## Supplied entries

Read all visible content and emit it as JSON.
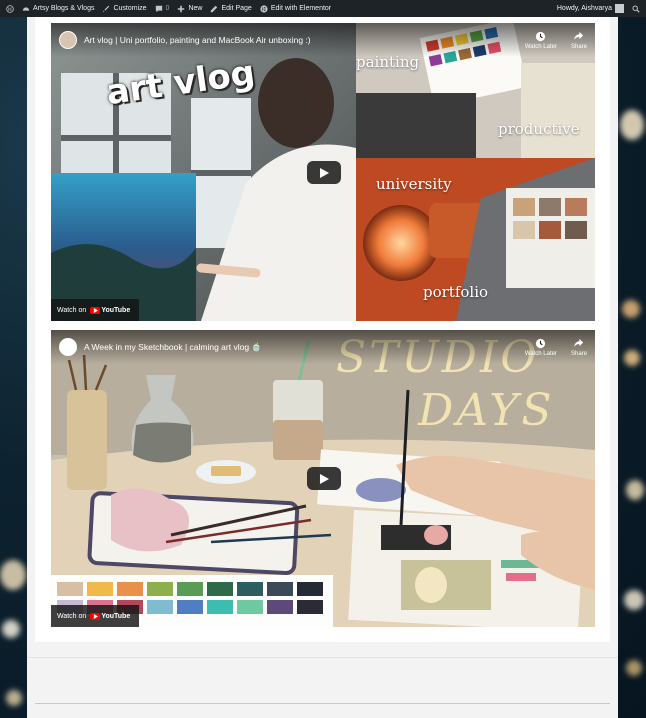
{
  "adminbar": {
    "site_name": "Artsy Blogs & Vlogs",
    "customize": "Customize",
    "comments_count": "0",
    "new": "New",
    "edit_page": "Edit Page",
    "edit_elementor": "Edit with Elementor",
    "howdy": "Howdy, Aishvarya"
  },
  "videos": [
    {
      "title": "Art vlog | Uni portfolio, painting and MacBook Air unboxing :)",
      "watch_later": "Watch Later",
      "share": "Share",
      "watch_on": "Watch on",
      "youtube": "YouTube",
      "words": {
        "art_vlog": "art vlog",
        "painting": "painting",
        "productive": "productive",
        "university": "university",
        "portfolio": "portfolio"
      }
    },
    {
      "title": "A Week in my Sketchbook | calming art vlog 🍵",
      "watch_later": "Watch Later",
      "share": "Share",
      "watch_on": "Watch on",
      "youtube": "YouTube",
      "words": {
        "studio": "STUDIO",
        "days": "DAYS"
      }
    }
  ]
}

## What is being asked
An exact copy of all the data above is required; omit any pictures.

## Response to the exercise
Read all visible content and emit it as JSON.
{
  "adminbar": {
    "site_name": "Artsy Blogs & Vlogs",
    "customize": "Customize",
    "comments_count": "0",
    "new": "New",
    "edit_page": "Edit Page",
    "edit_elementor": "Edit with Elementor",
    "howdy": "Howdy, Aishvarya"
  },
  "videos": [
    {
      "title": "Art vlog | Uni portfolio, painting and MacBook Air unboxing :)",
      "watch_later": "Watch Later",
      "share": "Share",
      "watch_on": "Watch on",
      "youtube": "YouTube",
      "words": {
        "art_vlog": "art vlog",
        "painting": "painting",
        "productive": "productive",
        "university": "university",
        "portfolio": "portfolio"
      }
    },
    {
      "title": "A Week in my Sketchbook | calming art vlog 🍵",
      "watch_later": "Watch Later",
      "share": "Share",
      "watch_on": "Watch on",
      "youtube": "YouTube",
      "words": {
        "studio": "STUDIO",
        "days": "DAYS"
      }
    }
  ]
}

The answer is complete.